‘The amount of extra work they must have done to be on top of a changing dynamic, [while] supporting and keeping community fear at bay [as] they did their normal jobs, is really impressive,’ she said.
‘I dropped off some coffee vouchers for Caleb [and the team] to say thank you because they just do a great job.’
Wendy and Danny Burton, ACT
Wendy and Danny Burton have a long-standing relationship with their local pharmacist. They both have diabetes, and Mr Burton has some additional health issues.
‘My husband has been going to Kambah Capital Chemist for 15 years now and I’ve been [a patient] for about 10 years,’ Ms Burton said. ‘He’s a veteran and he’s not very well. He’s on a lot of medication.’
Mr Burton uses a dose administration aid and, if he can’t make it to the pharmacy, the staff always ensure he receives his medicines – which was particularly helpful during COVID-19.
‘They dropped off medicine for us when they finished work or stayed open for me to come down,’ Ms Burton said.
‘Danny is high risk, he’s got lung problems and has had three heart operations in 2.5 years, so that has been extremely helpful.’
The Burtons’ pharmacist, Cathy Rice, is also a trusted source of medicines advice.
‘She asks me whether I’ve used a medicine before and, if I haven’t, she explains everything and prints out sheets for me to take home,’ Ms Burton said.
‘She also [checks] that the medicine is not going to [interact] with other medicines. For example, she let me know when my blood pressure tablet wasn’t compatible with something else I was taking.’
When Ms Burton was prescribed two similar diabetes medicines, Ms Rice identified the issue and referred her back to the GP for a new prescription.
The care provided by the pharmacy team is also extended to other family members.
‘When Danny’s sister came up from Melbourne, her husband left his medicine [at home]. Cathy found his doctor, got the script in and redid it all up here for him,’ Ms Burton said.
‘Thank you Cathy for the personal touch.’
Fair remuneration for pharmacists
Pharmacists have gone to great lengths for their patients over the past 2 years, while subjected to incredibly challenging conditions.
‘Time and time again throughout the pandemic, our politicians have lauded the impact of Australia’s pharmacists, but this Thursday, we’re calling on them to take the next step by showing their thanks,’ PSA National President Associate Professor Chris Freeman said.
‘We would like to see politicians visit their local pharmacists to thank them for their efforts.’
A/Prof Freeman also encouraged members of the public to take part. Children can also get involved by completing a specially designed colouring-in page and giving it to their local pharmacist.

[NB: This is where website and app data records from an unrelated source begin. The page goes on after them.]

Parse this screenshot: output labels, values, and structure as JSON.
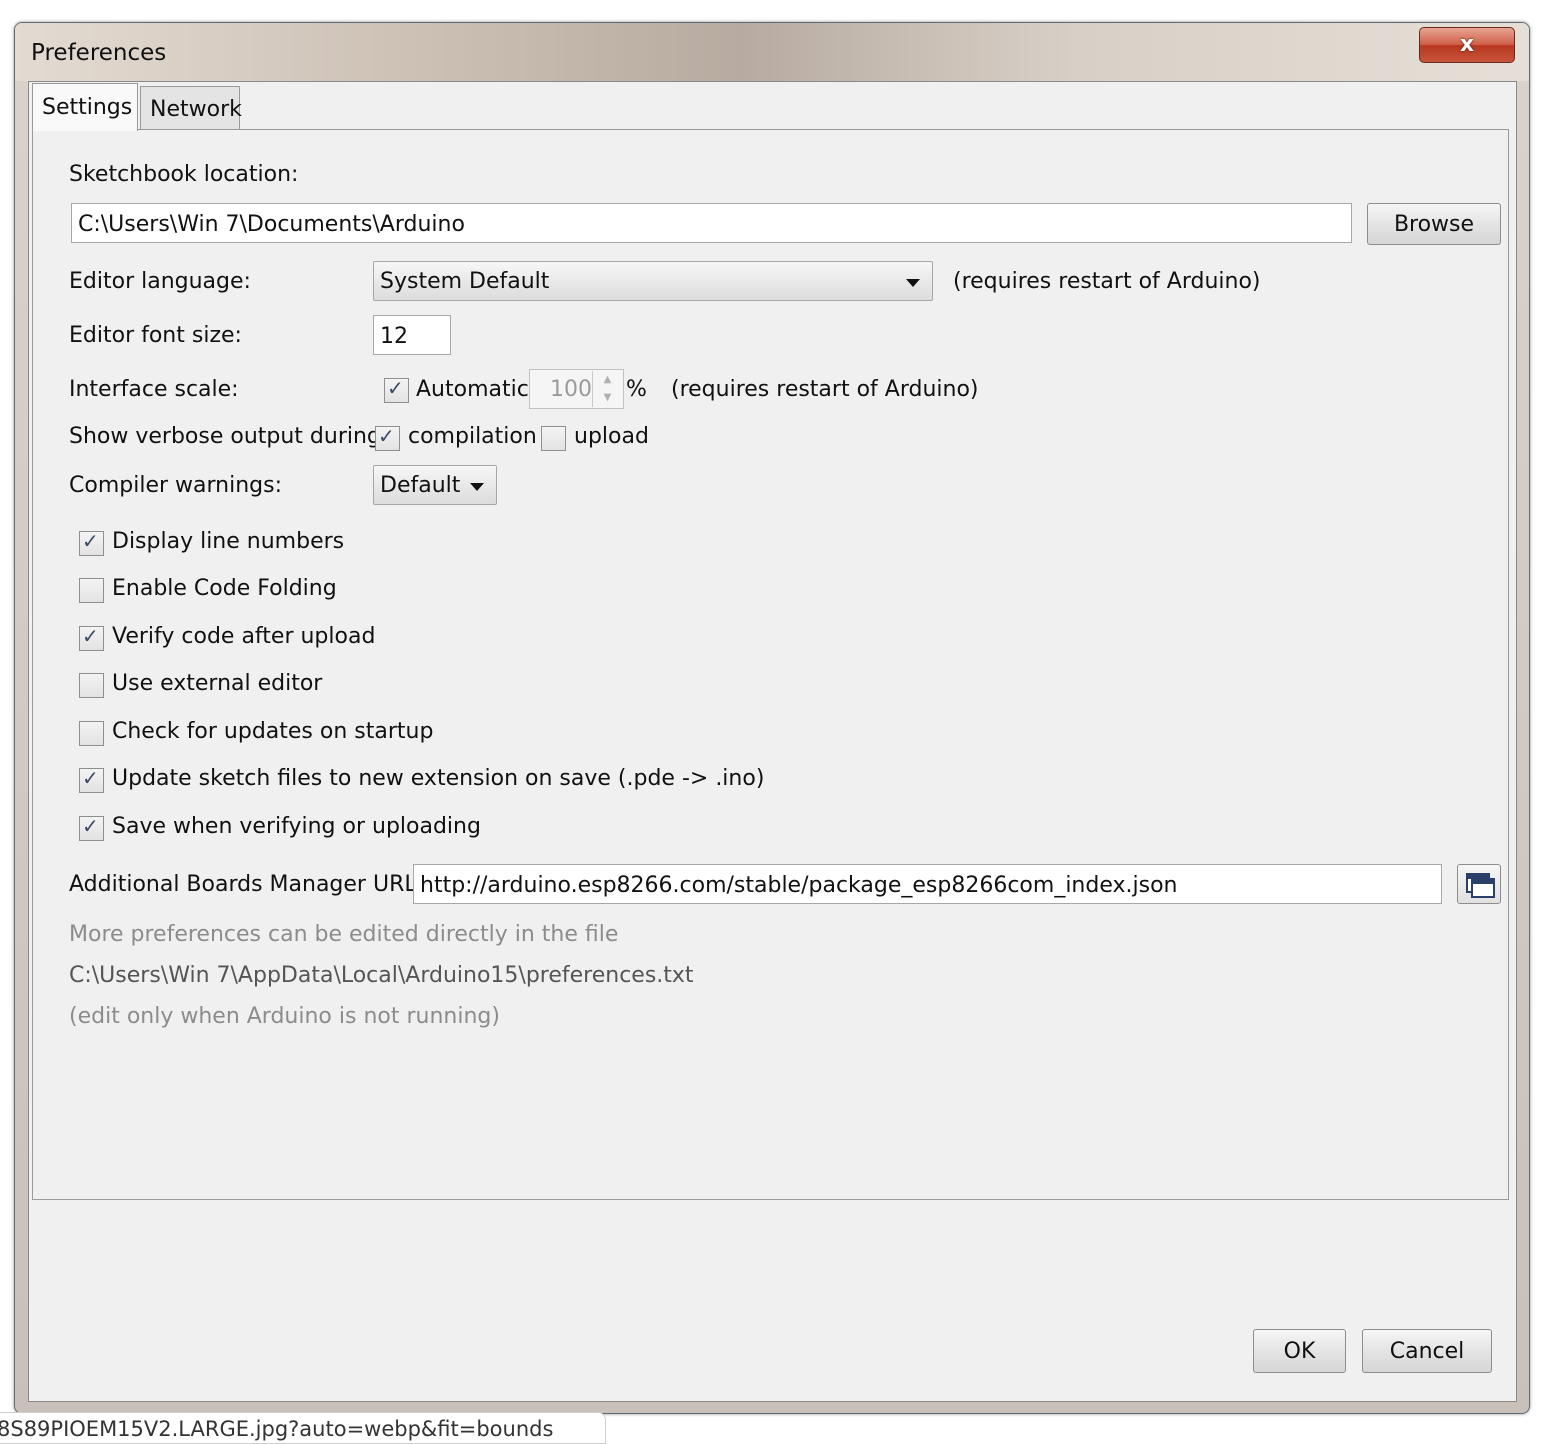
{
  "window": {
    "title": "Preferences",
    "close_label": "x"
  },
  "tabs": [
    {
      "label": "Settings",
      "active": true
    },
    {
      "label": "Network",
      "active": false
    }
  ],
  "settings": {
    "sketchbook_label": "Sketchbook location:",
    "sketchbook_path": "C:\\Users\\Win 7\\Documents\\Arduino",
    "browse_label": "Browse",
    "editor_language_label": "Editor language:",
    "editor_language_value": "System Default",
    "editor_language_note": "(requires restart of Arduino)",
    "font_size_label": "Editor font size:",
    "font_size_value": "12",
    "interface_scale_label": "Interface scale:",
    "automatic_label": "Automatic",
    "automatic_checked": true,
    "scale_value": "100",
    "scale_unit": "%",
    "scale_note": "(requires restart of Arduino)",
    "verbose_label": "Show verbose output during:",
    "compilation_label": "compilation",
    "compilation_checked": true,
    "upload_label": "upload",
    "upload_checked": false,
    "warnings_label": "Compiler warnings:",
    "warnings_value": "Default",
    "options": [
      {
        "label": "Display line numbers",
        "checked": true
      },
      {
        "label": "Enable Code Folding",
        "checked": false
      },
      {
        "label": "Verify code after upload",
        "checked": true
      },
      {
        "label": "Use external editor",
        "checked": false
      },
      {
        "label": "Check for updates on startup",
        "checked": false
      },
      {
        "label": "Update sketch files to new extension on save (.pde -> .ino)",
        "checked": true
      },
      {
        "label": "Save when verifying or uploading",
        "checked": true
      }
    ],
    "boards_urls_label": "Additional Boards Manager URLs:",
    "boards_urls_value": "http://arduino.esp8266.com/stable/package_esp8266com_index.json",
    "more_prefs_note": "More preferences can be edited directly in the file",
    "prefs_file_path": "C:\\Users\\Win 7\\AppData\\Local\\Arduino15\\preferences.txt",
    "edit_note": "(edit only when Arduino is not running)"
  },
  "footer": {
    "ok_label": "OK",
    "cancel_label": "Cancel"
  },
  "status_url": "8S89PIOEM15V2.LARGE.jpg?auto=webp&fit=bounds",
  "colors": {
    "window_bg": "#f0f0f0",
    "close_button": "#c7553c",
    "checkmark": "#3a4a63",
    "muted_text": "#8c8c8c"
  }
}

‘While you’re at the pharmacy, get to know your pharmacists,’ A/Prof Freeman said. ’You trust them with your medicines and your lives, so take some time out of your day to thank them for all their hard work and dedication.’
Thank Your Pharmacist Day is also a chance to advocate for fair remuneration for pharmacists, who are subjected to inequitable pay discrepancies despite remaining open when many primary healthcare providers closed their doors, A/Prof Freeman said.
‘As it stands, pharmacists are receiving substantially less than other immunisers for administering the same COVID-19 vaccine, an unfair pay disparity for providing exactly the same service,’ he said.
‘Our pharmacists have worked too hard, at great personal expense, for these inequities in recognition and remuneration to go unaddressed by all governments, and through this occasion, we hope to give pharmacists the attention and recognition they deserve.’
Learn more about Thank Your Pharmacist Day here.